Decentralisation of Government in Zambia: Baseline survey and a global comparative analysis of strategies and barriers to implementation

Project Active from to State

A decentralised public service is widely perceived to more effectively respond to local community needs. As in other post-colonial states, there has been a push toward decentralisation in Zambia since independence; implementation, however, has lagged due largely to uncertainty on optimal rollout strategies given capacity limitations at the local level. With the change in Government in 2011, decentralisation re-entered the national dialogue and a revised decentralisation policy was launched in 2013. The Decentralisation Secretariat was established in 2003 under the Cabinet Office and is tasked with harmonising and coordinating all decentralisation reforms and efforts.
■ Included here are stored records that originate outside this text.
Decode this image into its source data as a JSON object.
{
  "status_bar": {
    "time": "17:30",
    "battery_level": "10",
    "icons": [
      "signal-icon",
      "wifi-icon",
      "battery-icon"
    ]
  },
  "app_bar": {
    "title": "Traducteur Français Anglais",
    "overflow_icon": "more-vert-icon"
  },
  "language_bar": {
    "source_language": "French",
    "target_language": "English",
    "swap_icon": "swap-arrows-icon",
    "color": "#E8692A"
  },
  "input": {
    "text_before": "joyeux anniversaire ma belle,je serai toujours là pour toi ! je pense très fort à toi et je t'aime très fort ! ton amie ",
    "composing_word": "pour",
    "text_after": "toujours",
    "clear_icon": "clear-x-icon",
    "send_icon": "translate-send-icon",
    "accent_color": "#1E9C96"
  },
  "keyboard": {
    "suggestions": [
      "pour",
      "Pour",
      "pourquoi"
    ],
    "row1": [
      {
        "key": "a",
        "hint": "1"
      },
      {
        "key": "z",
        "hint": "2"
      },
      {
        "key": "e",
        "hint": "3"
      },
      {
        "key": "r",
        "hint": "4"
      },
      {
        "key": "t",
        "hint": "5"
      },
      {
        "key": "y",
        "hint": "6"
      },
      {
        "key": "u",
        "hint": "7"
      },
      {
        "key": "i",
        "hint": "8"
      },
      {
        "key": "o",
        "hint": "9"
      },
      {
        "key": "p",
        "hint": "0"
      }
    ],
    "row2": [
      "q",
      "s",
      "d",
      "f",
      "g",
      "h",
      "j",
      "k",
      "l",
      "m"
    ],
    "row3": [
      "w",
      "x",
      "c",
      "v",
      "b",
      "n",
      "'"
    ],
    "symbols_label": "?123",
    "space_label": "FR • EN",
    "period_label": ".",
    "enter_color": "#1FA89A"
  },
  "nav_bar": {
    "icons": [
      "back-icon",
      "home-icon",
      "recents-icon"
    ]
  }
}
These initiatives currently focus on decentralizing civil service management to local governments (including human resources and recruitment) which will be followed by fiscal decentralisation beginning in 2016.

To inform the ongoing decentralisation planning in Zambia, and at the Government of Zambia’s request, we are conducting a comparative analysis by synthesizing existing research on decentralisation policies and implementation strategies from countries with socio-economic profiles similar to that of Zambia. We are additionally working to secure administrative productivity data from the Ministry of Agriculture, Ministry of Education, and Ministry of Health which will serve as baseline data for a potential future randomized evaluation that will measure the causal impact of decentralization on the productivity and performance of civil servants.

The purpose of these activities is to enable us to launch a deeper conversation with the Government of Zambia on the possibility of staggering the decentralisation of recruitment and/or fiscal functions in a way that accommodates a rigorous impact evaluation. Such an evaluation holds considerable promise for informing policy debates on sustainable economic growth in Zambia and beyond, given the potential for decentralisation to both better meet local needs and potentially lead to nepotism, inefficiency, and/or leakage.